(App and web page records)
———

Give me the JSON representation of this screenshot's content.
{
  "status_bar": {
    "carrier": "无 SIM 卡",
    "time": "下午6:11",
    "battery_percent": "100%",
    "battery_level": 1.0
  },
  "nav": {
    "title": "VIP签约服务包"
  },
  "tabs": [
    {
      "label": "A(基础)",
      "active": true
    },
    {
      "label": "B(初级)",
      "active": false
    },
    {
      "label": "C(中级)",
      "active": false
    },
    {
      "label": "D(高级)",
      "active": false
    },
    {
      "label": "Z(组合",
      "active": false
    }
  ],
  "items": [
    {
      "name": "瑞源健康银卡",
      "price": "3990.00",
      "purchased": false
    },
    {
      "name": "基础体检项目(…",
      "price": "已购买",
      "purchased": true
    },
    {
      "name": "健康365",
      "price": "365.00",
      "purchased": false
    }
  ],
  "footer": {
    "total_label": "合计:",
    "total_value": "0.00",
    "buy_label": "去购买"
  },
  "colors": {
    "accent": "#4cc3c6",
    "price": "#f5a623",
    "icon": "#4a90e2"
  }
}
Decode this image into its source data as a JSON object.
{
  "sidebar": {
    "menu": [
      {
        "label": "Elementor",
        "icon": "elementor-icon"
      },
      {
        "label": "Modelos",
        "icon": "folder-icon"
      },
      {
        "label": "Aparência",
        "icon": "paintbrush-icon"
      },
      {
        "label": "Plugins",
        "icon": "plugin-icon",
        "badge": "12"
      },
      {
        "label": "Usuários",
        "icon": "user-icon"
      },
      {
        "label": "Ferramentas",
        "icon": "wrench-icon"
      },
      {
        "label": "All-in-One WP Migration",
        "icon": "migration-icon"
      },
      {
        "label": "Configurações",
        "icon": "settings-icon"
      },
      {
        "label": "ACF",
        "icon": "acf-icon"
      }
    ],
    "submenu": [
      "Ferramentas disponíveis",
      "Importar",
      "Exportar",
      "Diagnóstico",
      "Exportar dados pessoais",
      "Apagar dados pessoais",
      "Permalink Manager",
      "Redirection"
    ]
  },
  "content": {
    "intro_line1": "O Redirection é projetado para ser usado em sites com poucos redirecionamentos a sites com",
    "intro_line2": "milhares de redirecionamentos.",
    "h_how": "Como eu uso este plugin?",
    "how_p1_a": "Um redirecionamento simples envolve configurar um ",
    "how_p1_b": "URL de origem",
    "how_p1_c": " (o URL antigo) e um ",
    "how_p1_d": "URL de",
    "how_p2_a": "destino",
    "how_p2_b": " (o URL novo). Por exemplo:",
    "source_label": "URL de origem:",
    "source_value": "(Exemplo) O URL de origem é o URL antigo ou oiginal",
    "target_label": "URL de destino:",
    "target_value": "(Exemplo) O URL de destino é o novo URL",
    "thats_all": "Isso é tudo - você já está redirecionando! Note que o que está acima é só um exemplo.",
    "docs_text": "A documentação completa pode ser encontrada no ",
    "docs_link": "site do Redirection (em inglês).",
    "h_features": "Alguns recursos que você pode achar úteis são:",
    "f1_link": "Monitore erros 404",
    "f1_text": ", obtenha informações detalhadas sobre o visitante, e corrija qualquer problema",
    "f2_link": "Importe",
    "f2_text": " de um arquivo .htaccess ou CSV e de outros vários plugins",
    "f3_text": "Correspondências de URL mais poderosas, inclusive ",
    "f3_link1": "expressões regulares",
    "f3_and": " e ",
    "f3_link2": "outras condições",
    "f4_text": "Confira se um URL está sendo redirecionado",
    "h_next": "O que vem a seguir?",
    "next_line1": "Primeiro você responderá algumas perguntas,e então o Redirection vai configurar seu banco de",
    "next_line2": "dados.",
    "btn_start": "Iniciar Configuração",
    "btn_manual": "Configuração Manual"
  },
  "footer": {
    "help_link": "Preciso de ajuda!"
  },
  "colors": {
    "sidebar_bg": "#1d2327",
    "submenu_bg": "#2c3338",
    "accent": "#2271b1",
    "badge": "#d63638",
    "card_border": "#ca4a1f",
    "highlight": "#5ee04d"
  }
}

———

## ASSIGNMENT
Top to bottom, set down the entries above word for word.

## YOUR RESPONSE
Give me the JSON representation of this screenshot's content.
{
  "status_bar": {
    "carrier": "无 SIM 卡",
    "time": "下午6:11",
    "battery_percent": "100%",
    "battery_level": 1.0
  },
  "nav": {
    "title": "VIP签约服务包"
  },
  "tabs": [
    {
      "label": "A(基础)",
      "active": true
    },
    {
      "label": "B(初级)",
      "active": false
    },
    {
      "label": "C(中级)",
      "active": false
    },
    {
      "label": "D(高级)",
      "active": false
    },
    {
      "label": "Z(组合",
      "active": false
    }
  ],
  "items": [
    {
      "name": "瑞源健康银卡",
      "price": "3990.00",
      "purchased": false
    },
    {
      "name": "基础体检项目(…",
      "price": "已购买",
      "purchased": true
    },
    {
      "name": "健康365",
      "price": "365.00",
      "purchased": false
    }
  ],
  "footer": {
    "total_label": "合计:",
    "total_value": "0.00",
    "buy_label": "去购买"
  },
  "colors": {
    "accent": "#4cc3c6",
    "price": "#f5a623",
    "icon": "#4a90e2"
  }
}
Decode this image into its source data as a JSON object.
{
  "sidebar": {
    "menu": [
      {
        "label": "Elementor",
        "icon": "elementor-icon"
      },
      {
        "label": "Modelos",
        "icon": "folder-icon"
      },
      {
        "label": "Aparência",
        "icon": "paintbrush-icon"
      },
      {
        "label": "Plugins",
        "icon": "plugin-icon",
        "badge": "12"
      },
      {
        "label": "Usuários",
        "icon": "user-icon"
      },
      {
        "label": "Ferramentas",
        "icon": "wrench-icon"
      },
      {
        "label": "All-in-One WP Migration",
        "icon": "migration-icon"
      },
      {
        "label": "Configurações",
        "icon": "settings-icon"
      },
      {
        "label": "ACF",
        "icon": "acf-icon"
      }
    ],
    "submenu": [
      "Ferramentas disponíveis",
      "Importar",
      "Exportar",
      "Diagnóstico",
      "Exportar dados pessoais",
      "Apagar dados pessoais",
      "Permalink Manager",
      "Redirection"
    ]
  },
  "content": {
    "intro_line1": "O Redirection é projetado para ser usado em sites com poucos redirecionamentos a sites com",
    "intro_line2": "milhares de redirecionamentos.",
    "h_how": "Como eu uso este plugin?",
    "how_p1_a": "Um redirecionamento simples envolve configurar um ",
    "how_p1_b": "URL de origem",
    "how_p1_c": " (o URL antigo) e um ",
    "how_p1_d": "URL de",
    "how_p2_a": "destino",
    "how_p2_b": " (o URL novo). Por exemplo:",
    "source_label": "URL de origem:",
    "source_value": "(Exemplo) O URL de origem é o URL antigo ou oiginal",
    "target_label": "URL de destino:",
    "target_value": "(Exemplo) O URL de destino é o novo URL",
    "thats_all": "Isso é tudo - você já está redirecionando! Note que o que está acima é só um exemplo.",
    "docs_text": "A documentação completa pode ser encontrada no ",
    "docs_link": "site do Redirection (em inglês).",
    "h_features": "Alguns recursos que você pode achar úteis são:",
    "f1_link": "Monitore erros 404",
    "f1_text": ", obtenha informações detalhadas sobre o visitante, e corrija qualquer problema",
    "f2_link": "Importe",
    "f2_text": " de um arquivo .htaccess ou CSV e de outros vários plugins",
    "f3_text": "Correspondências de URL mais poderosas, inclusive ",
    "f3_link1": "expressões regulares",
    "f3_and": " e ",
    "f3_link2": "outras condições",
    "f4_text": "Confira se um URL está sendo redirecionado",
    "h_next": "O que vem a seguir?",
    "next_line1": "Primeiro você responderá algumas perguntas,e então o Redirection vai configurar seu banco de",
    "next_line2": "dados.",
    "btn_start": "Iniciar Configuração",
    "btn_manual": "Configuração Manual"
  },
  "footer": {
    "help_link": "Preciso de ajuda!"
  },
  "colors": {
    "sidebar_bg": "#1d2327",
    "submenu_bg": "#2c3338",
    "accent": "#2271b1",
    "badge": "#d63638",
    "card_border": "#ca4a1f",
    "highlight": "#5ee04d"
  }
}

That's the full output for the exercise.